even moreso than with other decks in Modern, the exact choices on how to
sideboard are contextual. These suggestions are based upon my understanding
of the most common sideboard plans in the current metagame, but I would
change things if I saw certain sideboard cards (or lack thereof) from my
opponents. If you make changes to the sideboard, you should definitely be
more afraid of over-sideboarding rather than under-sideboarding. As
mentioned earlier, always leave in one copy of both Past in Flames and
Grapeshot, as that leaves you the ability to just go off and win if things
go your way.

For extra fun, you can usually practice playing around Surgical Extractions
your opponents could potentially have. What this means is when going off,
don’t Gifts Ungiven for a Grapeshot unless you must, and in those cases,
don’t pass priority before you announce the Grapeshot from your graveyard.
Similarly, you can avoid getting your Past in Flames exiled via Surgical
Extraction when you really have it all and have the mana to cast Gifts
Ungiven main phase and immediately follow it up with the Past in Flames,
but Surgical is never worth playing around if it actually reduces your
chances of killing them this turn.

VS Humans:

Out (on the draw):

In (on the draw):

Out (on the play):

In (on the play):

VS Mardu Pyromancer



VS U/W Control



VS Jeskai Control



VS Affinity



VS Ironworks



VS Hollow One



VS Mono-Green Tron



VS Grixis Death’s Shadow



VS Storm



VS Burn



Gamers Helping Gamers

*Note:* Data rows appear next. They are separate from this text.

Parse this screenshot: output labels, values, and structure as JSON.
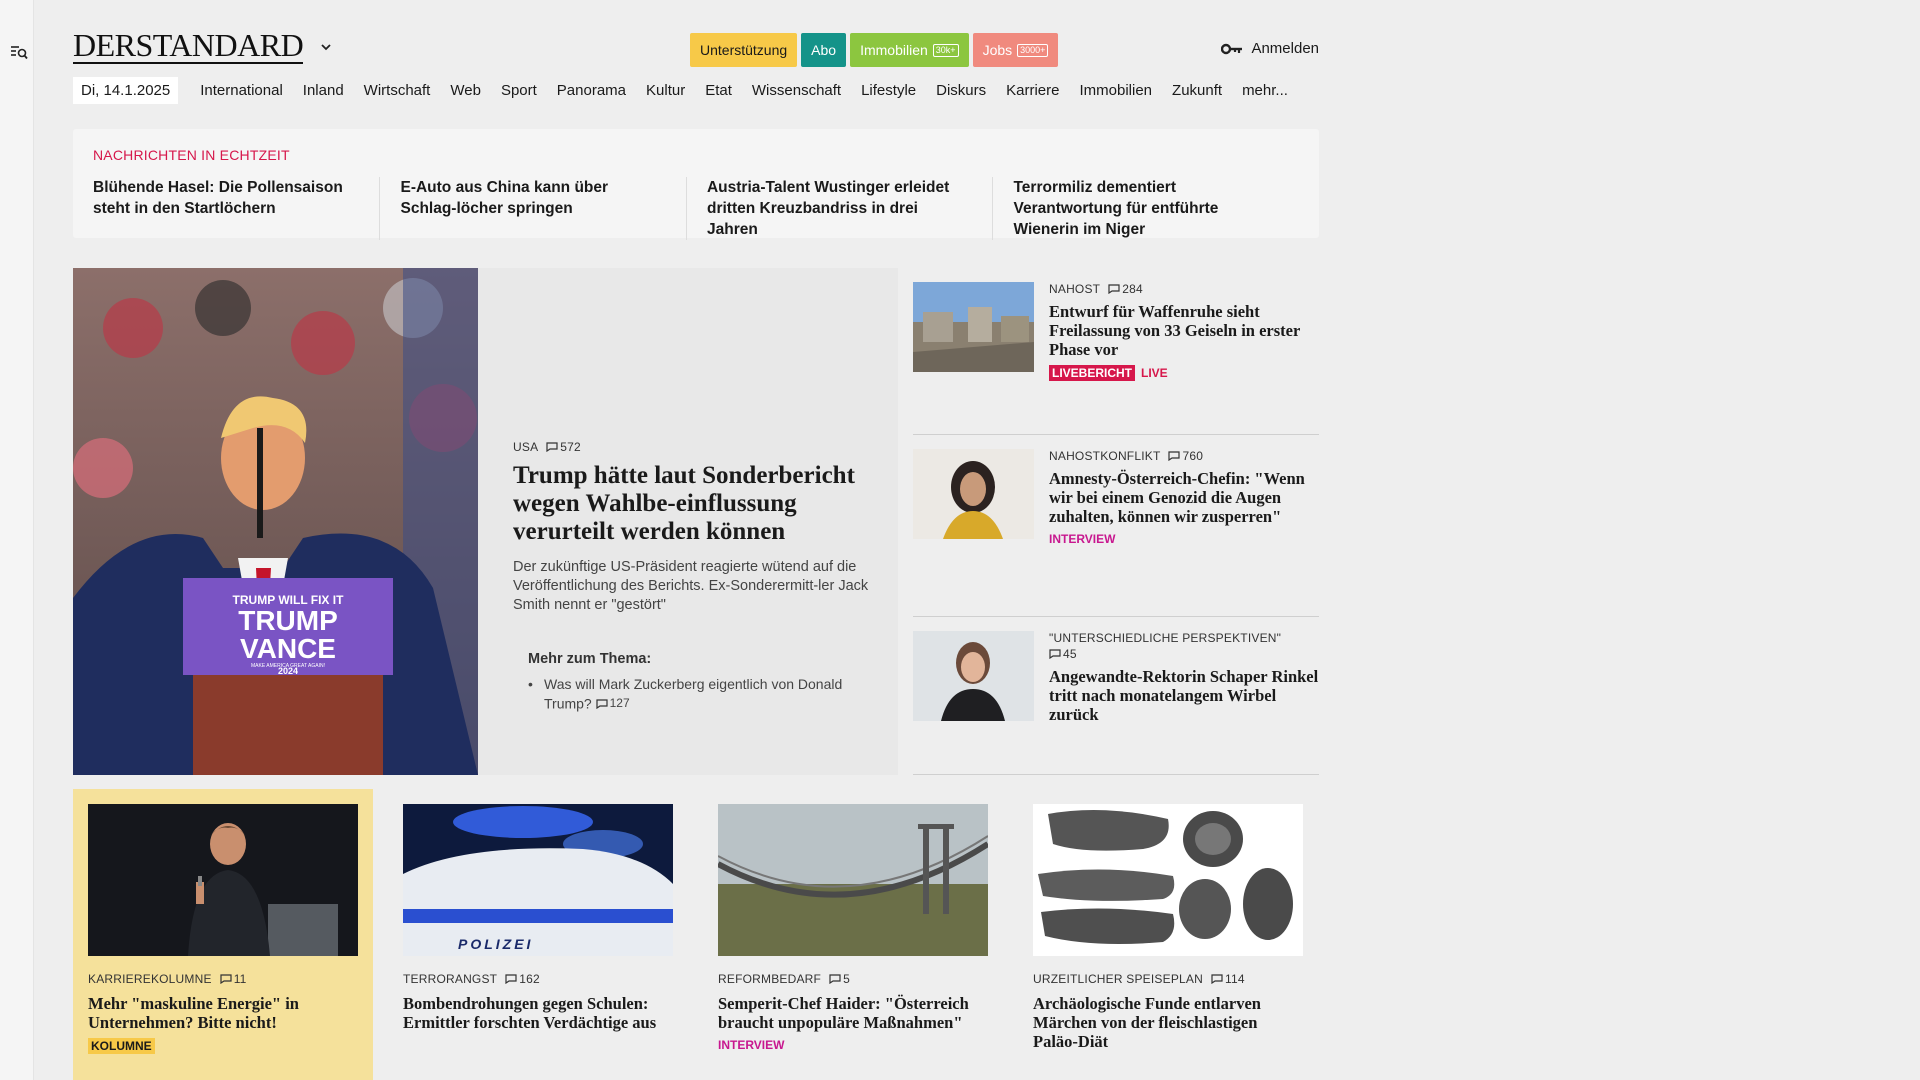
{
  "header": {
    "logo": "DERSTANDARD",
    "pills": [
      {
        "label": "Unterstützung",
        "count": ""
      },
      {
        "label": "Abo",
        "count": ""
      },
      {
        "label": "Immobilien",
        "count": "30k+"
      },
      {
        "label": "Jobs",
        "count": "3000+"
      }
    ],
    "login": "Anmelden"
  },
  "nav": {
    "date": "Di, 14.1.2025",
    "items": [
      "International",
      "Inland",
      "Wirtschaft",
      "Web",
      "Sport",
      "Panorama",
      "Kultur",
      "Etat",
      "Wissenschaft",
      "Lifestyle",
      "Diskurs",
      "Karriere",
      "Immobilien",
      "Zukunft",
      "mehr..."
    ]
  },
  "ticker": {
    "heading": "NACHRICHTEN IN ECHTZEIT",
    "items": [
      "Blühende Hasel: Die Pollensaison steht in den Startlöchern",
      "E-Auto aus China kann über Schlag-löcher springen",
      "Austria-Talent Wustinger erleidet dritten Kreuzbandriss in drei Jahren",
      "Terrormiliz dementiert Verantwortung für entführte Wienerin im Niger"
    ]
  },
  "lead": {
    "kicker": "USA",
    "comments": "572",
    "title": "Trump hätte laut Sonderbericht wegen Wahlbe-einflussung verurteilt werden können",
    "teaser": "Der zukünftige US-Präsident reagierte wütend auf die Veröffentlichung des Berichts. Ex-Sonderermitt-ler Jack Smith nennt er \"gestört\"",
    "image_sign": {
      "top": "TRUMP WILL FIX IT",
      "line1": "TRUMP",
      "line2": "VANCE",
      "sub": "MAKE AMERICA GREAT AGAIN!",
      "year": "2024"
    },
    "more_heading": "Mehr zum Thema:",
    "more_items": [
      {
        "text": "Was will Mark Zuckerberg eigentlich von Donald Trump?",
        "comments": "127"
      }
    ]
  },
  "side": [
    {
      "kicker": "NAHOST",
      "comments": "284",
      "title": "Entwurf für Waffenruhe sieht Freilassung von 33 Geiseln in erster Phase vor",
      "tag": "LIVEBERICHT",
      "tag2": "LIVE"
    },
    {
      "kicker": "NAHOSTKONFLIKT",
      "comments": "760",
      "title": "Amnesty-Österreich-Chefin: \"Wenn wir bei einem Genozid die Augen zuhalten, können wir zusperren\"",
      "tag": "INTERVIEW"
    },
    {
      "kicker": "\"UNTERSCHIEDLICHE PERSPEKTIVEN\"",
      "comments": "45",
      "title": "Angewandte-Rektorin Schaper Rinkel tritt nach monatelangem Wirbel zurück"
    }
  ],
  "bottom": [
    {
      "kicker": "KARRIEREKOLUMNE",
      "comments": "11",
      "title": "Mehr \"maskuline Energie\" in Unternehmen? Bitte nicht!",
      "tag": "KOLUMNE"
    },
    {
      "kicker": "TERRORANGST",
      "comments": "162",
      "title": "Bombendrohungen gegen Schulen: Ermittler forschten Verdächtige aus",
      "image_text": "POLIZEI"
    },
    {
      "kicker": "REFORMBEDARF",
      "comments": "5",
      "title": "Semperit-Chef Haider: \"Österreich braucht unpopuläre Maßnahmen\"",
      "tag": "INTERVIEW"
    },
    {
      "kicker": "URZEITLICHER SPEISEPLAN",
      "comments": "114",
      "title": "Archäologische Funde entlarven Märchen von der fleischlastigen Paläo-Diät"
    }
  ],
  "colors": {
    "accent_red": "#d6174b",
    "interview": "#c8178f",
    "support": "#f7c948",
    "abo": "#149389",
    "immo": "#8cc63f",
    "jobs": "#f08a7e"
  }
}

Because I don’t have the opportunity to write too often nowadays, so I
wanted to take the opportunity to plug Gamers Helping Gamers. Because I was
able to win a total of $22,000 between Pro Tour 25th Pro Tour Anniversary
and the Silver Showcase, $11,000 of that will be going to Gamers Helping
Gamers, with a little more than half of that going towards a scholarship
award. Gamers Helping Gamers really is a great cause that me and the rest
of my team is very passionate about, so if you’d like to learn more about
it, we’d really appreciate it.

In case you missed it, Brian David-Marshall
helped us highlight
our scholarship winners for 2018, Carter Newman and Clay Spicklemire, two
very impressive young men. Carter and Clay showed from their applications
that they weren’t only very bright people with excellent test scores –
there are a lot of those in Magic – but they also wrote phenomenal essays
which showed empathy, critical thinking skills, and maturity beyond their

I remember myself at their age, and both Carter and Clay are light years
ahead of me, which means I know they’ll be worthy recipients of this award
(we even got a

Grand Prix win

in there too, Clay!) Every year, we get a lot of quality applicants and we
hope to continue that run, so if you’re reading this and you’re going to be
a high school senior or an undergrad in college, please apply.

Plus, you get to show how you think and approach problem solving by writing
about Magic, something that will probably be a lot more fun than all the
other applications you’ll be filling out.